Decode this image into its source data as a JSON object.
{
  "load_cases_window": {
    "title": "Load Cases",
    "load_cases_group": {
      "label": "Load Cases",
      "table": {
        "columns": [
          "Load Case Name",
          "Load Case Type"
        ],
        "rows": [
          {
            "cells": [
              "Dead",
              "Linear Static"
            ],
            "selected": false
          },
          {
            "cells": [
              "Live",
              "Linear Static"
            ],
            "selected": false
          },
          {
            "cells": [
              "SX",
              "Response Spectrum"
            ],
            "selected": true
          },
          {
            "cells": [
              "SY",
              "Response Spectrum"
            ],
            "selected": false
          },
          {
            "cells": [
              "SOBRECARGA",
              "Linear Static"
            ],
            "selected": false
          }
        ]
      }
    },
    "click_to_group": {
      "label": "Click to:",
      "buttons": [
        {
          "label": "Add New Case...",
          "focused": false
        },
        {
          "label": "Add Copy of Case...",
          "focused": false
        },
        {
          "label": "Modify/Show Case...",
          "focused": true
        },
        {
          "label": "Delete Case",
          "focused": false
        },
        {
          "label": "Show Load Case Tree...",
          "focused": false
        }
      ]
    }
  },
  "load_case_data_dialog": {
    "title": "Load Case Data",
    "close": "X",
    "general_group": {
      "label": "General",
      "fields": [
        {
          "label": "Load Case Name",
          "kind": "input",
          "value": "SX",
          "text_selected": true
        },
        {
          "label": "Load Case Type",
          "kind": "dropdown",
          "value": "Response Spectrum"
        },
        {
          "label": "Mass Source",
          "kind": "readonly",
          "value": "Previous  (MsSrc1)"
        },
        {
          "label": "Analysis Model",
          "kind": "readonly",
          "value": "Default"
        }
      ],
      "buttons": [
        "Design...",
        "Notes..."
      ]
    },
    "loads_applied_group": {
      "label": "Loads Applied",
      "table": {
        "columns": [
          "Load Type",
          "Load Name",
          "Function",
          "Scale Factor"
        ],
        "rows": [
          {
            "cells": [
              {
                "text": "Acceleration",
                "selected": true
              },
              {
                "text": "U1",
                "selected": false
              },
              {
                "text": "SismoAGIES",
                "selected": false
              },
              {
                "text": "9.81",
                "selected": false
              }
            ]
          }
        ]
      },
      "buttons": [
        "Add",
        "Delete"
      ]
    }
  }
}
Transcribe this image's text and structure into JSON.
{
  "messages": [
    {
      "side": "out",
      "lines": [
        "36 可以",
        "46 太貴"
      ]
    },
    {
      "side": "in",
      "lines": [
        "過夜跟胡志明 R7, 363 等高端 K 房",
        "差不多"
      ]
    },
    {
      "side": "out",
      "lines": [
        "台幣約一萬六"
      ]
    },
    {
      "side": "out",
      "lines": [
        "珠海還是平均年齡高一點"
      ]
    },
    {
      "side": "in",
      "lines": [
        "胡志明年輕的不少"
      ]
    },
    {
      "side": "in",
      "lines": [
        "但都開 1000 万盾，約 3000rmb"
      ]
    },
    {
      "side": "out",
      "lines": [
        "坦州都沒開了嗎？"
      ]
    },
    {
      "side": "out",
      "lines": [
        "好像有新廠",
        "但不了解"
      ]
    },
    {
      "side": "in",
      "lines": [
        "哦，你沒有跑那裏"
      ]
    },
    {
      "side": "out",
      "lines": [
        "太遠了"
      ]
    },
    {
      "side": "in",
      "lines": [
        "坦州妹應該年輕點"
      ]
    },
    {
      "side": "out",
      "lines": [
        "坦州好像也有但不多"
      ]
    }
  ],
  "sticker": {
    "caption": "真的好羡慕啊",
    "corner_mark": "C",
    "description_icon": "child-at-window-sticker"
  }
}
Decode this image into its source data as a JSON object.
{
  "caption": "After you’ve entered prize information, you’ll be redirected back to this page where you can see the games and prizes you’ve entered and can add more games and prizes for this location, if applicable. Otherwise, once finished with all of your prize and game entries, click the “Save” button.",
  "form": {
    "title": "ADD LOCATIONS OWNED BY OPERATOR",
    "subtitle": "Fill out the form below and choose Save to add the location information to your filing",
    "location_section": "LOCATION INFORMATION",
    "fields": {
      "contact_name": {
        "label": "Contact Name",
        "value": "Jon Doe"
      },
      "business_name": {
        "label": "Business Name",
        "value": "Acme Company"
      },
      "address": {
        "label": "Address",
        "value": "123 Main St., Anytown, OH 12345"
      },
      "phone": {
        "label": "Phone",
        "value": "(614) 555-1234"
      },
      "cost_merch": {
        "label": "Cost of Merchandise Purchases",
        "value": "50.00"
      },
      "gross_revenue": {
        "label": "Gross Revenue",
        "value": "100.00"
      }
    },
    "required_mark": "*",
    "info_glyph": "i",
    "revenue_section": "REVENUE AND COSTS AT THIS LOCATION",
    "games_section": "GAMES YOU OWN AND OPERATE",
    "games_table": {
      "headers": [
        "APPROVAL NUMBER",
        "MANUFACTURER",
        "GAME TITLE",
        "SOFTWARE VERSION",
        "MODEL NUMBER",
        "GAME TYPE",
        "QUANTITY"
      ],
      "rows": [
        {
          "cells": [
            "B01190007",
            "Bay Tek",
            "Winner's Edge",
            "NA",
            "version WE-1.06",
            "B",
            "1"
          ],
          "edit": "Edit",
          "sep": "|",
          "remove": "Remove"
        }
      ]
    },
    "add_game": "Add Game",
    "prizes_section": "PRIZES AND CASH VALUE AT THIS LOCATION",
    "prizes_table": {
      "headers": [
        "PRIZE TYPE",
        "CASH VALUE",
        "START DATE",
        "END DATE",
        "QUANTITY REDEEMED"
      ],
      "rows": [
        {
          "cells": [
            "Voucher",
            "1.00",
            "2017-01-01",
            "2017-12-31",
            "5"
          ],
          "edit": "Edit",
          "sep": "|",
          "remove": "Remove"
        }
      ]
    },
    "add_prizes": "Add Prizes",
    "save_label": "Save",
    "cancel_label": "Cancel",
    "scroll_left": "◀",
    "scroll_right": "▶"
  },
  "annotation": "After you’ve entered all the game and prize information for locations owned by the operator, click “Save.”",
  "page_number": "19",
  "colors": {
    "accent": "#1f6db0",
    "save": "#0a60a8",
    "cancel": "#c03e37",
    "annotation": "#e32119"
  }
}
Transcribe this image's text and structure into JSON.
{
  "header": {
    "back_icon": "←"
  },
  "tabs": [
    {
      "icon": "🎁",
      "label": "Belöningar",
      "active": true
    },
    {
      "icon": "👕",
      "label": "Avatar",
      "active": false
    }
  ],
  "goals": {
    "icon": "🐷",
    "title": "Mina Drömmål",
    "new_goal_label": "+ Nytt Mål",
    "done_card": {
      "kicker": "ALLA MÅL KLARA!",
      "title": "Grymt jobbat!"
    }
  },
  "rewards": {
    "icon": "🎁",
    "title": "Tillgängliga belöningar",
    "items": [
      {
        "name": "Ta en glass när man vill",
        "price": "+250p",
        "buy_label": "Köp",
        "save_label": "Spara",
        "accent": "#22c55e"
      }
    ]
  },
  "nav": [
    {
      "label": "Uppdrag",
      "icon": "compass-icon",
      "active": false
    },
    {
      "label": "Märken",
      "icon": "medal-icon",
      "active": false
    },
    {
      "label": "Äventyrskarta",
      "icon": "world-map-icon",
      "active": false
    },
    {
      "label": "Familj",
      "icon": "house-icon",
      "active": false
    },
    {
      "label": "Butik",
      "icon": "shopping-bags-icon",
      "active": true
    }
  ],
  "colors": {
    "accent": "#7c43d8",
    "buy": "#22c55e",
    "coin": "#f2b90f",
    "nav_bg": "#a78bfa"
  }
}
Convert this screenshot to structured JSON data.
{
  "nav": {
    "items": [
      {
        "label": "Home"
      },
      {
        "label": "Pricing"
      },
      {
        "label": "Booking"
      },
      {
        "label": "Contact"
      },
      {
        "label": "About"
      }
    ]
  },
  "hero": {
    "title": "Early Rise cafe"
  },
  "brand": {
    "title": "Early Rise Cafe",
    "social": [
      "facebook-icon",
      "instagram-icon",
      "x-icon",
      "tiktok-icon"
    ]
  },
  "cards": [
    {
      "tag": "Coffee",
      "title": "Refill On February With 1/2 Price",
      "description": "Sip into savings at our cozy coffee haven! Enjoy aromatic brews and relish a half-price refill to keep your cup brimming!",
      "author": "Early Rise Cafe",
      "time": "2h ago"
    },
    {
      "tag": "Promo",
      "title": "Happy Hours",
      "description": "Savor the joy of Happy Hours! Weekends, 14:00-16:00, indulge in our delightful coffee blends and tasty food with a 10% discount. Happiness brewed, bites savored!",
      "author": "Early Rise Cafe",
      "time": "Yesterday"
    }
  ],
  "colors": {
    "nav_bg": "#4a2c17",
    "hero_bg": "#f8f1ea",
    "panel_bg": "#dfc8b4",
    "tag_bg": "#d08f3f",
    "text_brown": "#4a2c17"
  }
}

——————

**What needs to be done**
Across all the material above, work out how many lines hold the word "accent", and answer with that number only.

**Output below**
3